In the 1930s, gift certificates made their debut at major department stores. But they weren’t available to everyone.
Clerks were told to hide the certificates and only sell them to select customers who asked for them.
Years later, McDonald’s brought gift certificates to the masses with its Christmas gift certificate program. With their fast food debut, other merchants — along with malls — started offering them.
But paper gift certificates came with their own challenges. They took time to make — and to redeem. And tracking the certificates with sequential numbering was a hassle. After all, the advent of color copiers meant that anyone could create and distribute a fraudulent gift certificate.
A few decades later, Neiman Marcus started distributing gift cards, but the retailer took a page from the 1930s department store playbook: It kept the cards out of sight and only sold them as novelty items.

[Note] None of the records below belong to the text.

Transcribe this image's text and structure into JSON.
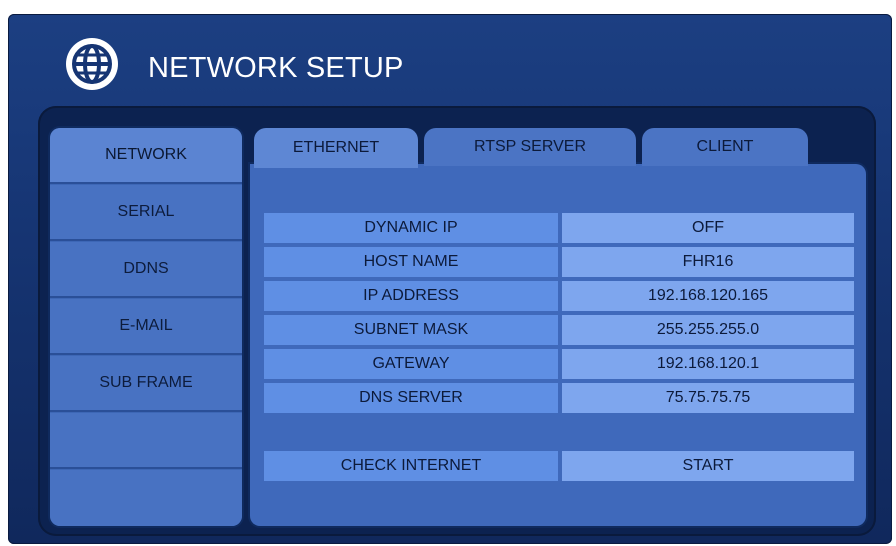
{
  "header": {
    "title": "NETWORK SETUP",
    "icon": "globe-icon"
  },
  "sidebar": {
    "items": [
      {
        "label": "NETWORK",
        "active": true
      },
      {
        "label": "SERIAL",
        "active": false
      },
      {
        "label": "DDNS",
        "active": false
      },
      {
        "label": "E-MAIL",
        "active": false
      },
      {
        "label": "SUB FRAME",
        "active": false
      },
      {
        "label": "",
        "active": false
      },
      {
        "label": "",
        "active": false
      }
    ]
  },
  "tabs": [
    {
      "label": "ETHERNET",
      "active": true
    },
    {
      "label": "RTSP SERVER",
      "active": false
    },
    {
      "label": "CLIENT",
      "active": false
    }
  ],
  "settings": [
    {
      "label": "DYNAMIC IP",
      "value": "OFF"
    },
    {
      "label": "HOST NAME",
      "value": "FHR16"
    },
    {
      "label": "IP ADDRESS",
      "value": "192.168.120.165"
    },
    {
      "label": "SUBNET MASK",
      "value": "255.255.255.0"
    },
    {
      "label": "GATEWAY",
      "value": "192.168.120.1"
    },
    {
      "label": "DNS SERVER",
      "value": "75.75.75.75"
    }
  ],
  "check_internet": {
    "label": "CHECK INTERNET",
    "action": "START"
  },
  "colors": {
    "frame": "#1c3f82",
    "panel": "#3f69bb",
    "label_cell": "#5f8fe4",
    "value_cell": "#7ea6ee"
  }
}
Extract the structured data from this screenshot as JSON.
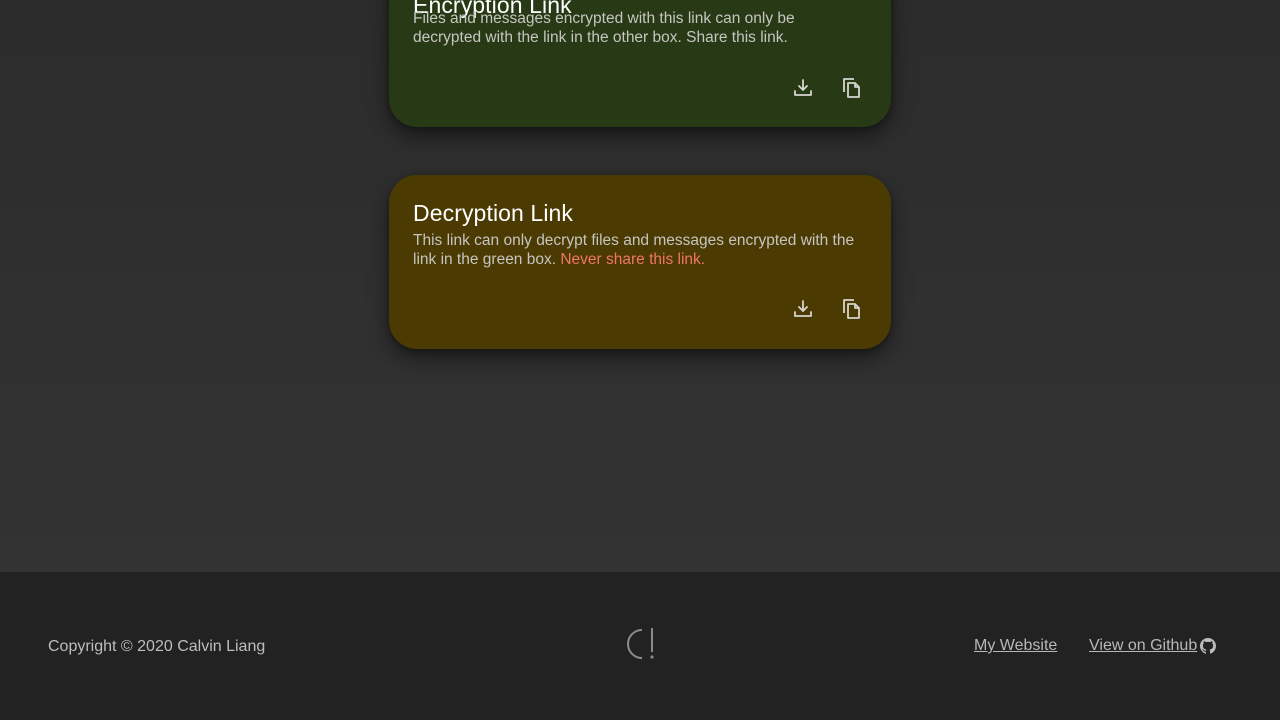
{
  "encryption_card": {
    "title": "Encryption Link",
    "description": "Files and messages encrypted with this link can only be decrypted with the link in the other box. Share this link.",
    "download_icon": "download-icon",
    "copy_icon": "copy-icon",
    "background": "#283a15"
  },
  "decryption_card": {
    "title": "Decryption Link",
    "description": "This link can only decrypt files and messages encrypted with the link in the green box. ",
    "warning": "Never share this link.",
    "download_icon": "download-icon",
    "copy_icon": "copy-icon",
    "background": "#4b3a02",
    "warning_color": "#f07665"
  },
  "footer": {
    "copyright": "Copyright © 2020 Calvin Liang",
    "logo_icon": "app-logo-icon",
    "links": {
      "website": "My Website",
      "github": "View on Github "
    },
    "github_icon": "github-icon"
  }
}
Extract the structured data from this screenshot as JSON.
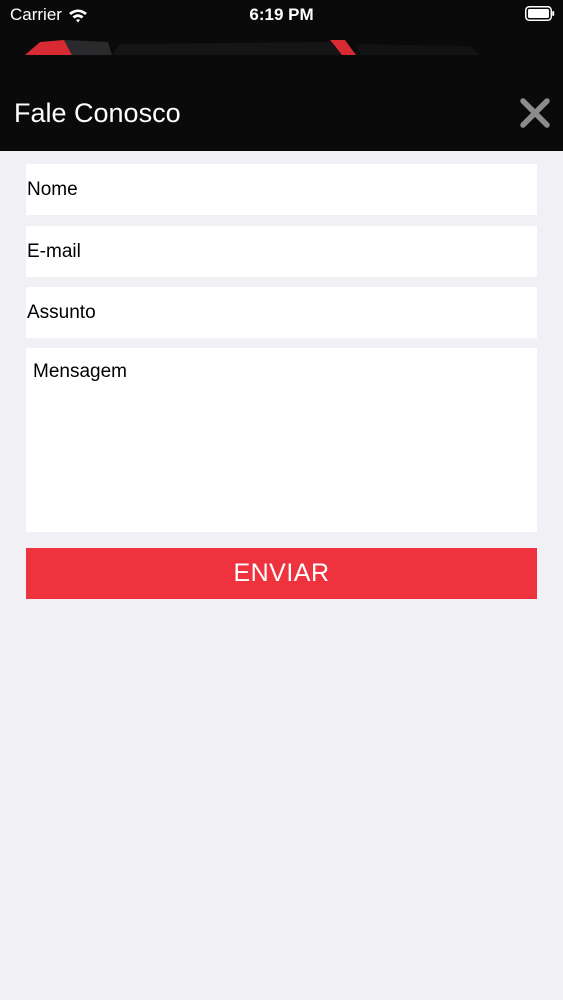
{
  "status_bar": {
    "carrier": "Carrier",
    "time": "6:19 PM"
  },
  "header": {
    "title": "Fale Conosco",
    "close_icon": "close-icon"
  },
  "form": {
    "name_placeholder": "Nome",
    "email_placeholder": "E-mail",
    "subject_placeholder": "Assunto",
    "message_placeholder": "Mensagem",
    "send_label": "ENVIAR"
  },
  "colors": {
    "header_bg": "#0a0a0b",
    "page_bg": "#f1f0f5",
    "accent": "#ee333e"
  }
}
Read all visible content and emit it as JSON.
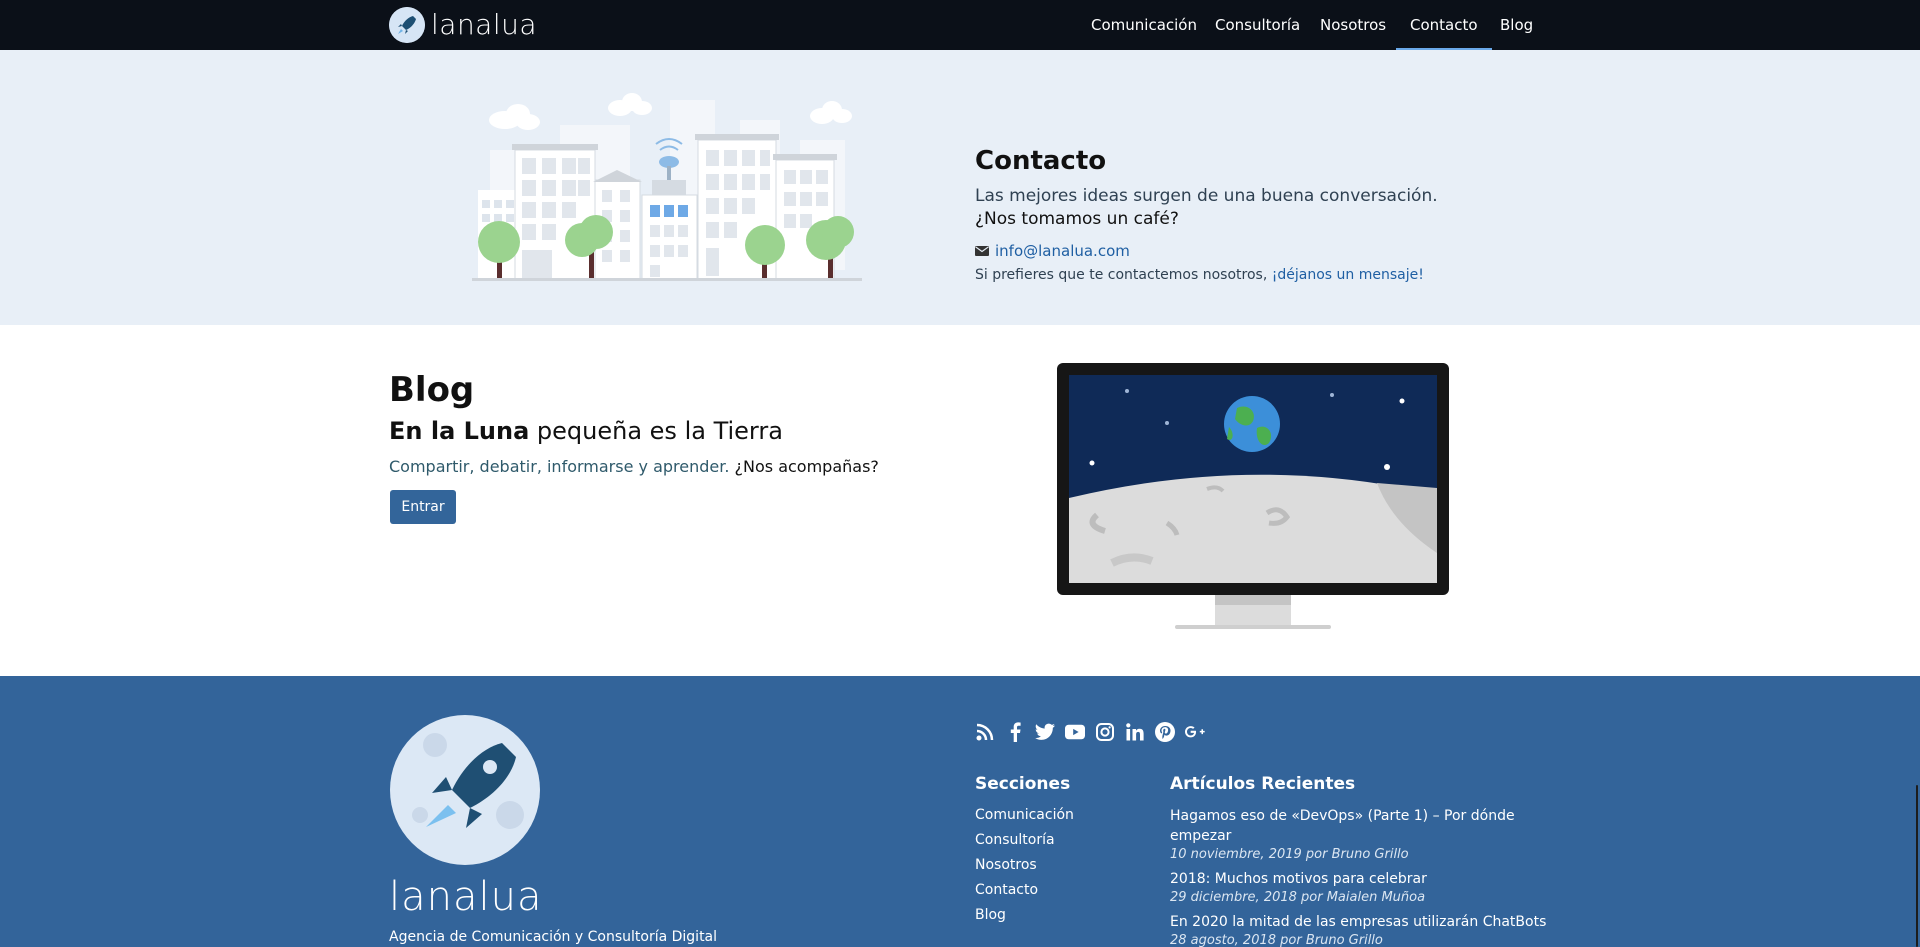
{
  "navbar": {
    "brand": "lanalua",
    "items": [
      {
        "label": "Comunicación"
      },
      {
        "label": "Consultoría"
      },
      {
        "label": "Nosotros"
      },
      {
        "label": "Contacto"
      },
      {
        "label": "Blog"
      }
    ],
    "active_index": 3
  },
  "contact": {
    "title": "Contacto",
    "line1": "Las mejores ideas surgen de una buena conversación.",
    "line2": "¿Nos tomamos un café?",
    "email": "info@lanalua.com",
    "note_prefix": "Si prefieres que te contactemos nosotros, ",
    "note_link": "¡déjanos un mensaje!"
  },
  "blog": {
    "title": "Blog",
    "subtitle_bold": "En la Luna",
    "subtitle_rest": " pequeña es la Tierra",
    "desc": "Compartir, debatir, informarse y aprender. ",
    "desc_q": "¿Nos acompañas?",
    "button": "Entrar"
  },
  "footer": {
    "wordmark": "lanalua",
    "tagline": "Agencia de Comunicación y Consultoría Digital",
    "social_icons": [
      "rss-icon",
      "facebook-icon",
      "twitter-icon",
      "youtube-icon",
      "instagram-icon",
      "linkedin-icon",
      "pinterest-icon",
      "google-plus-icon"
    ],
    "sections_title": "Secciones",
    "sections": [
      "Comunicación",
      "Consultoría",
      "Nosotros",
      "Contacto",
      "Blog"
    ],
    "articles_title": "Artículos Recientes",
    "articles": [
      {
        "title": "Hagamos eso de «DevOps» (Parte 1) – Por dónde empezar",
        "meta": "10 noviembre, 2019 por Bruno Grillo"
      },
      {
        "title": "2018: Muchos motivos para celebrar",
        "meta": "29 diciembre, 2018 por Maialen Muñoa"
      },
      {
        "title": "En 2020 la mitad de las empresas utilizarán ChatBots",
        "meta": "28 agosto, 2018 por Bruno Grillo"
      }
    ]
  },
  "colors": {
    "navbar_bg": "#0b1018",
    "contact_bg": "#e8eff7",
    "footer_bg": "#33649a",
    "accent": "#33659a",
    "link": "#1f5fa3"
  }
}
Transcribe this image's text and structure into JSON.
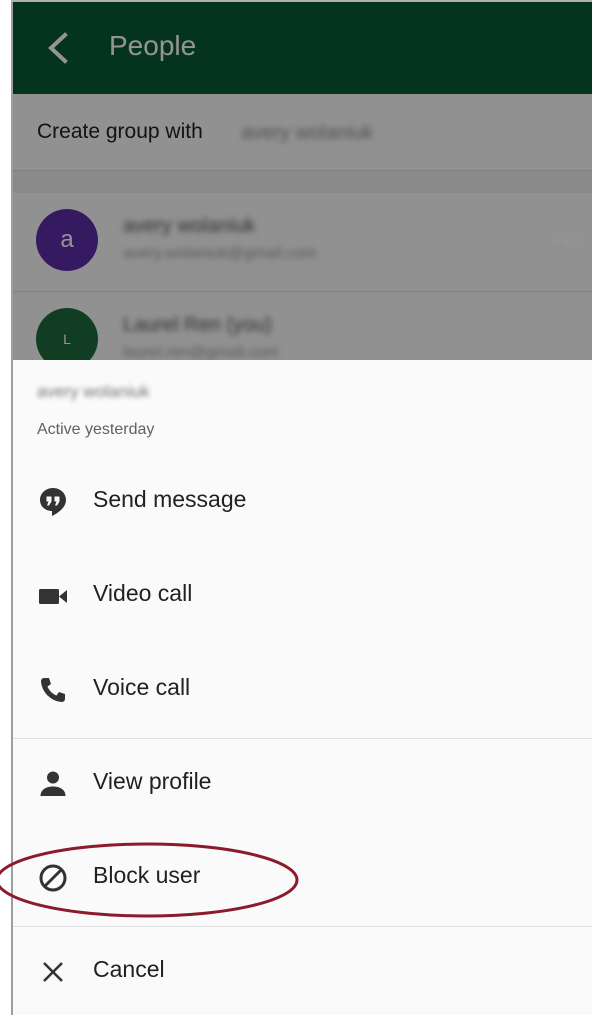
{
  "appbar": {
    "title": "People"
  },
  "create_group": {
    "label": "Create group with",
    "name": "avery wolaniuk"
  },
  "contacts": [
    {
      "initial": "a",
      "name": "avery wolaniuk",
      "detail": "avery.wolaniuk@gmail.com"
    },
    {
      "initial": "L",
      "name": "Laurel Ren (you)",
      "detail": "laurel.ren@gmail.com"
    }
  ],
  "sheet": {
    "name": "avery wolaniuk",
    "status": "Active yesterday",
    "actions": [
      {
        "label": "Send message",
        "icon": "hangouts-quote-icon"
      },
      {
        "label": "Video call",
        "icon": "videocam-icon"
      },
      {
        "label": "Voice call",
        "icon": "phone-icon"
      },
      {
        "label": "View profile",
        "icon": "person-icon"
      },
      {
        "label": "Block user",
        "icon": "block-icon"
      },
      {
        "label": "Cancel",
        "icon": "close-icon"
      }
    ]
  },
  "colors": {
    "appbar": "#0a5a35",
    "avatar_a": "#5e2ea8",
    "avatar_l": "#1e6b3c",
    "annotation": "#8b1a2b",
    "icon": "#333333"
  }
}
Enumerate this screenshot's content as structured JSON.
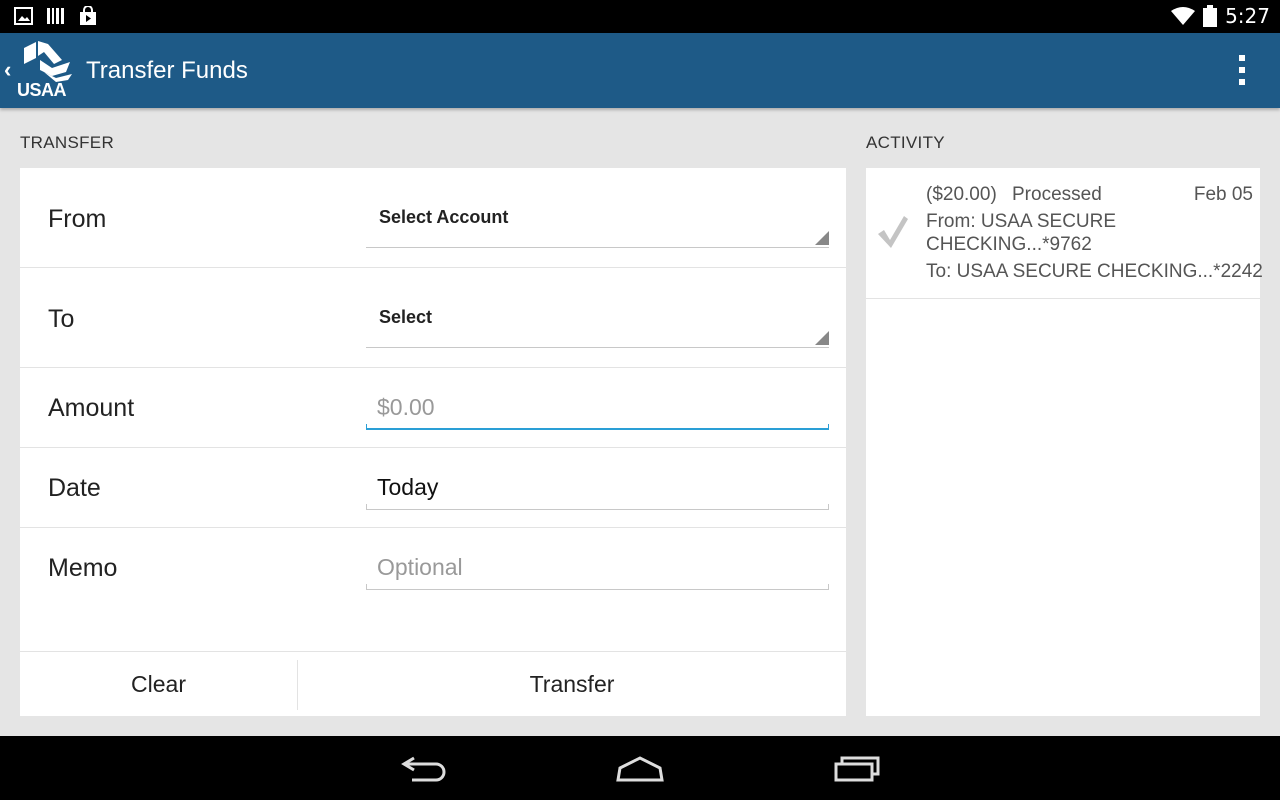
{
  "status_bar": {
    "time": "5:27",
    "left_icons": [
      "picture-icon",
      "barcode-icon",
      "shopping-bag-icon"
    ],
    "right_icons": [
      "wifi-icon",
      "battery-icon"
    ]
  },
  "action_bar": {
    "logo_text": "USAA",
    "title": "Transfer Funds",
    "color": "#1e5a87"
  },
  "transfer": {
    "section_title": "TRANSFER",
    "from": {
      "label": "From",
      "value": "Select Account"
    },
    "to": {
      "label": "To",
      "value": "Select"
    },
    "amount": {
      "label": "Amount",
      "placeholder": "$0.00"
    },
    "date": {
      "label": "Date",
      "value": "Today"
    },
    "memo": {
      "label": "Memo",
      "placeholder": "Optional"
    },
    "buttons": {
      "clear": "Clear",
      "transfer": "Transfer"
    }
  },
  "activity": {
    "section_title": "ACTIVITY",
    "items": [
      {
        "amount": "($20.00)",
        "status": "Processed",
        "date": "Feb 05",
        "from_line1": "From: USAA SECURE",
        "from_line2": "CHECKING...*9762",
        "to_line": "To: USAA SECURE CHECKING...*2242"
      }
    ]
  },
  "nav_bar": {
    "buttons": [
      "back-icon",
      "home-icon",
      "recent-apps-icon"
    ]
  }
}
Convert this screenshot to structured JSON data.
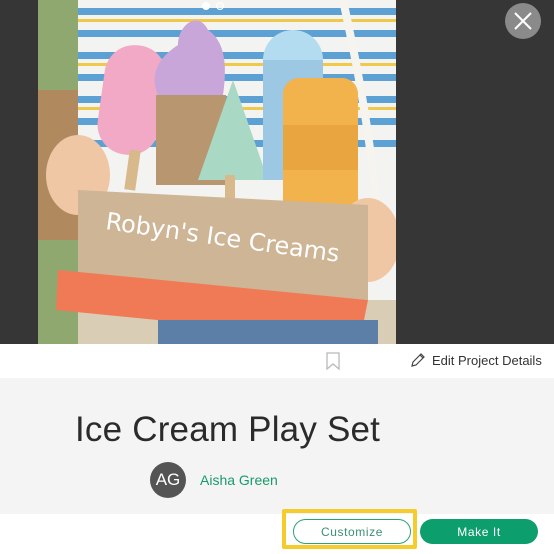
{
  "gallery": {
    "image_alt": "Ice cream stand craft held by a child",
    "box_caption": "Robyn's Ice Creams",
    "dots": [
      "active",
      "inactive"
    ]
  },
  "actions": {
    "edit_label": "Edit Project Details"
  },
  "project": {
    "title": "Ice Cream Play Set",
    "author_initials": "AG",
    "author_name": "Aisha Green"
  },
  "footer": {
    "customize_label": "Customize",
    "make_it_label": "Make It"
  },
  "colors": {
    "accent": "#0c9e6c",
    "highlight": "#f5cc2b",
    "hero_bg": "#363636"
  },
  "icons": {
    "close": "close-icon",
    "bookmark": "bookmark-icon",
    "edit": "pencil-icon"
  }
}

It wasn’t until 1995 that they finally became popular with consumers — when Blockbuster began displaying them openly in stores.
Compared to traditional paper gift certificates, gift cards were a plastic card with a magnetic stripe. That bit of technology came in handy for, say, deducting the amount of a purchase from a card’s value.
The cards were an instant hit.
“We produced a small sampling for the stores in Salt Lake City,” Ron Goade, president of SSI Technologies, said on its website. “They flew off the shelves, and the market was born. The initial order for all the Blockbuster stores was in the millions.”
Gift Cards and the Coffee Shop
Soon after, the coffee retailer brought its gift card to the masses, and they became as popular as a frappuccino on a hot summer’s day.
Between Nov. 2001 and July 2002, Starbucks’ customers activated a whopping 4 million of its gift cards, which came with an interesting bonus feature: If customers loaded $100 or more on the cards, they would receive a tin case for the card.
But the gift cards would make a quantum leap in 2009. Back then, Starbucks rolled out the next generation — a gift card that lived on mobile phones — in 16 stores.
Soon customers nationwide could pay for a Pike Place roast — or, yes, a unicorn frappuccino — with a barcode scanned with Starbucks’ point-of-sale (POS) system.
The idea was the brainchild of Benjamin Vigier. His implementation used a simple 2D barcode in a new way.
While it was more common for a user at the time to a scan a 2D barcode, Vigier took a different approach: He had the register scan the code.
The Future Is Wearable?
Ever so the early mobile adopter, Starbucks continues to roll out new mobile ordering functionalities on its branded app as well as on third-party applications.
In 2017, Starbucks announced a feature that allows iMessage users to send each other digital Starbucks gift cards in-app, like they can in the Starbucks mobile app. Gifters were able to pay via Apple Pay, while receivers use their phones to redeem their drinks.
That wasn’t the first gifting move Starbucks has made outside the confines of its dedicated mobile application. In Dec. 2016, Starbucks partnered with WeChat to provide its active users with an integrated social gifting feature (Starbucks also joined WeChat’s payments family in the process).
And Starbucks hasn’t stopped with in-chat purchases: The retailer also expanded its gift card technology to wearables. As of 2017, customers can load more money on their Starbucks card using Apple Pay on the Apple Watch.
According to news from 9to5Mac at the time, Starbucks customers could have previously reloaded the cards with the built-in mobile Wallet app. But consumers would have had to reload the card using an iPhone app — not the most seamless solution.
However, if the adoption of gift cards after Blockbuster is any indication, perhaps wearables will be the standard vehicle for gift cards in the future.